Sickels: Graded Perez a B+ prospect, and Banuelos a B prospect in his recent Baseball Prospect Handbook. In his Top 50 pitching prospects, he rated Perez 38th and Banuelos 40th, so he sees them as very close.
Mayo: Rated Banuelos the 13th best prospect in baseball, and Perez the 29th best prospect in baseball.
Project Prospect: Rated Banuelos the 8th best prospect in baseball, and Perez the 15th best prospect.
In his 2011 midseason prospect update, Keith Law of ESPN preferred Perez, ranking him 10th overall, with Banuelos in 18th spot. Prior to last season, Baseball America and Baseball Prospectus were split on the pitchers. Baseball America ranked Perez 24th last year, and Banuelos 41st. Baseball Prospectus had Banuelos 27th, and Perez 33rd. Every major industry source I found (BA, BP, PP, Mayo, Sickels, Keith Law) had Perez ranked inside their Top 25 prior to 2010 (Law had him #7), with Banuelos being either at the back end of lists or not on them at all.
Here are their Triple-A numbers from the 2011 season:
Perez: 49.0 IP, 6.43 ERA, 6.80 K/9, 3.67 BB/9, 3.98 FIP
Banuelos: 34.1 IP, 4.19 ERA, 8.13 K/9, 4.98 BB/9, 3.90 FIP
I found it interesting that their FIP was nearly identical when looking past the surface stats.
Personally, I’ve always preferred Perez to Banuelos, but I always prefer upside over a safer floor. The gap has closed significantly, which is a testament to how much Banuelos’ stuff has improved in the last few years.
Perez has been drawing comparisons to Johan Santana for as long as I’ve been following him, thanks to the special nature of his plus changeup. Consistency and confidence are his main issues, although he’s been rushed from the start, which many believe has slowed his development.
Banuelos is very close to big league ready, with his main issue being keeping his mechanics consistent enough to throw more strikes. He may always be a guy who has high pitch counts due to his aggressive mentality, but you’re always going to see the strikeouts pile up with him.

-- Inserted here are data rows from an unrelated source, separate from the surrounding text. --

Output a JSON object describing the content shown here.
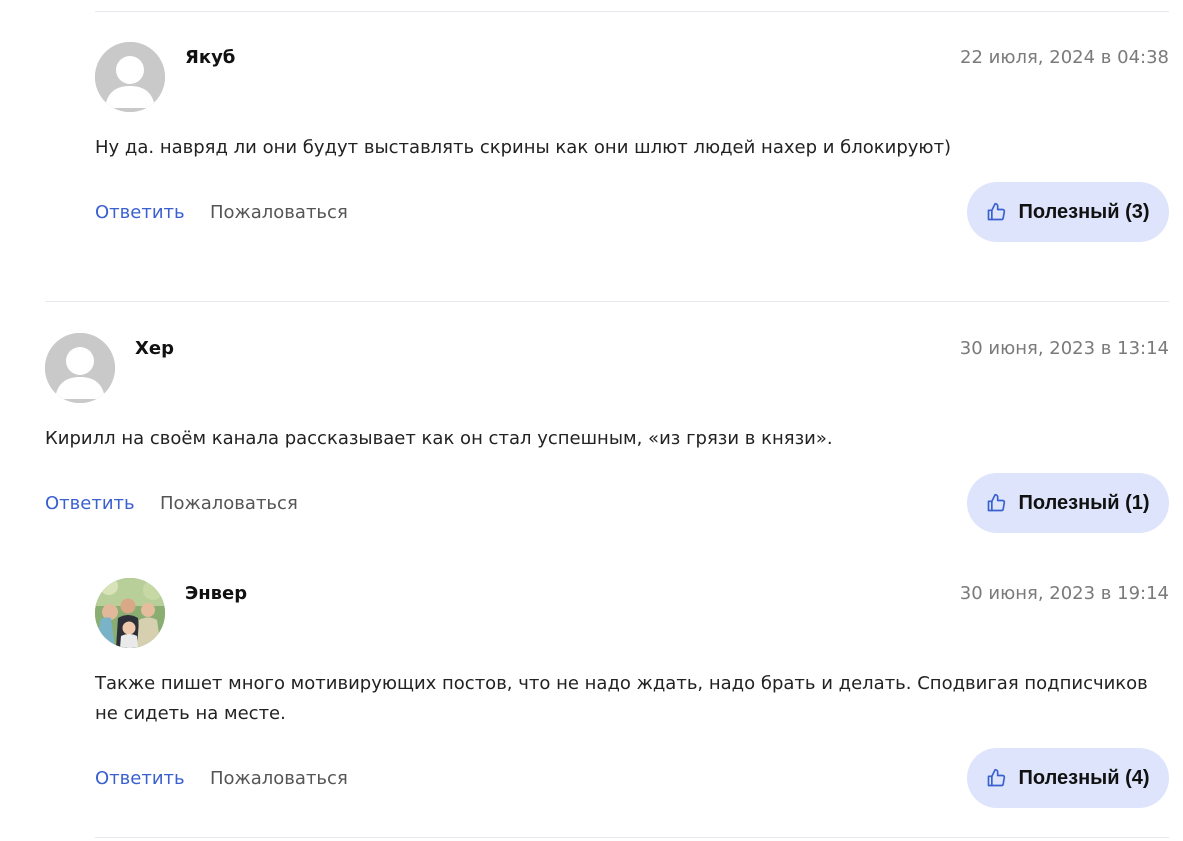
{
  "comments": [
    {
      "author": "Якуб",
      "date": "22 июля, 2024 в 04:38",
      "text": "Ну да. навряд ли они будут выставлять скрины как они шлют людей нахер и блокируют)",
      "reply_label": "Ответить",
      "report_label": "Пожаловаться",
      "useful_label": "Полезный (3)",
      "avatar": "default-avatar-icon"
    },
    {
      "author": "Хер",
      "date": "30 июня, 2023 в 13:14",
      "text": "Кирилл на своём канала рассказывает как он стал успешным, «из грязи в князи».",
      "reply_label": "Ответить",
      "report_label": "Пожаловаться",
      "useful_label": "Полезный (1)",
      "avatar": "default-avatar-icon"
    },
    {
      "author": "Энвер",
      "date": "30 июня, 2023 в 19:14",
      "text": "Также пишет много мотивирующих постов, что не надо ждать, надо брать и делать. Сподвигая подписчиков не сидеть на месте.",
      "reply_label": "Ответить",
      "report_label": "Пожаловаться",
      "useful_label": "Полезный (4)",
      "avatar": "family-photo-avatar"
    }
  ],
  "colors": {
    "link": "#3a5fcf",
    "useful_bg": "#dde4fb",
    "divider": "#e6e8ee",
    "avatar_default": "#c9c9c9"
  }
}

Now that you have the names, and the data, what are your thoughts on the two pitchers? Has this changed your vote, or do you stand by your original observation?